These fragments are then further decomposed by microorganisms, releasing essential nutrients back into the soil. This recycling of nutrients ensures the availability of vital elements for plant growth, supporting the overall health of the ecosystem.
The Circle of Life: Yellow Jackets’ Impact on Ecosystem Dynamics
Yellow jackets’ role as nature’s clean-up crew is intricately connected to the circle of life in ecosystems. By aiding in decomposition and nutrient cycling, they contribute to the overall functioning and balance of the environment.
Their activities support the growth of new vegetation, facilitate the breakdown of organic matter, and provide food for other organisms higher up in the food chain. Yellow jackets are a crucial component of the intricate web of life.
While yellow jackets may not be the most efficient pollinators, their accidental contributions to plant reproduction are a testament to the interconnectedness of nature. These buzzing insects play a small but significant role in pollination, highlighting the importance of preserving diverse ecosystems.

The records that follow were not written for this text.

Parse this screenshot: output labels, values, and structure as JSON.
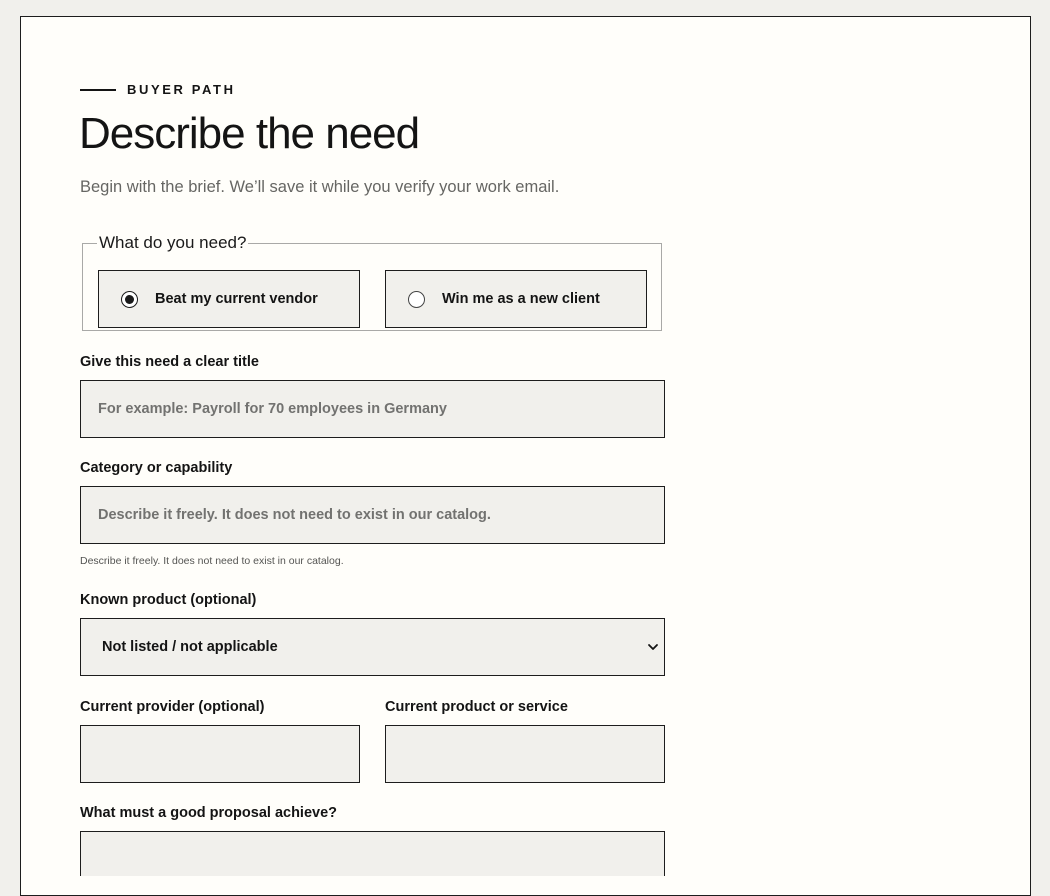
{
  "eyebrow": "BUYER PATH",
  "title": "Describe the need",
  "subtitle": "Begin with the brief. We’ll save it while you verify your work email.",
  "need_type": {
    "legend": "What do you need?",
    "options": [
      {
        "label": "Beat my current vendor",
        "checked": true
      },
      {
        "label": "Win me as a new client",
        "checked": false
      }
    ]
  },
  "fields": {
    "title": {
      "label": "Give this need a clear title",
      "placeholder": "For example: Payroll for 70 employees in Germany",
      "value": ""
    },
    "category": {
      "label": "Category or capability",
      "placeholder": "Describe it freely. It does not need to exist in our catalog.",
      "value": "",
      "hint": "Describe it freely. It does not need to exist in our catalog."
    },
    "known_product": {
      "label": "Known product (optional)",
      "selected": "Not listed / not applicable"
    },
    "current_provider": {
      "label": "Current provider (optional)",
      "value": ""
    },
    "current_product": {
      "label": "Current product or service",
      "value": ""
    },
    "proposal_goal": {
      "label": "What must a good proposal achieve?",
      "value": ""
    }
  },
  "icons": {
    "select_arrow": "chevron-down-icon"
  }
}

So, the next time you encounter a yellow jacket buzzing around a flower, take a moment to appreciate their unexpected pollination efforts. After all, even the unlikeliest of creatures can have a positive impact on the natural world.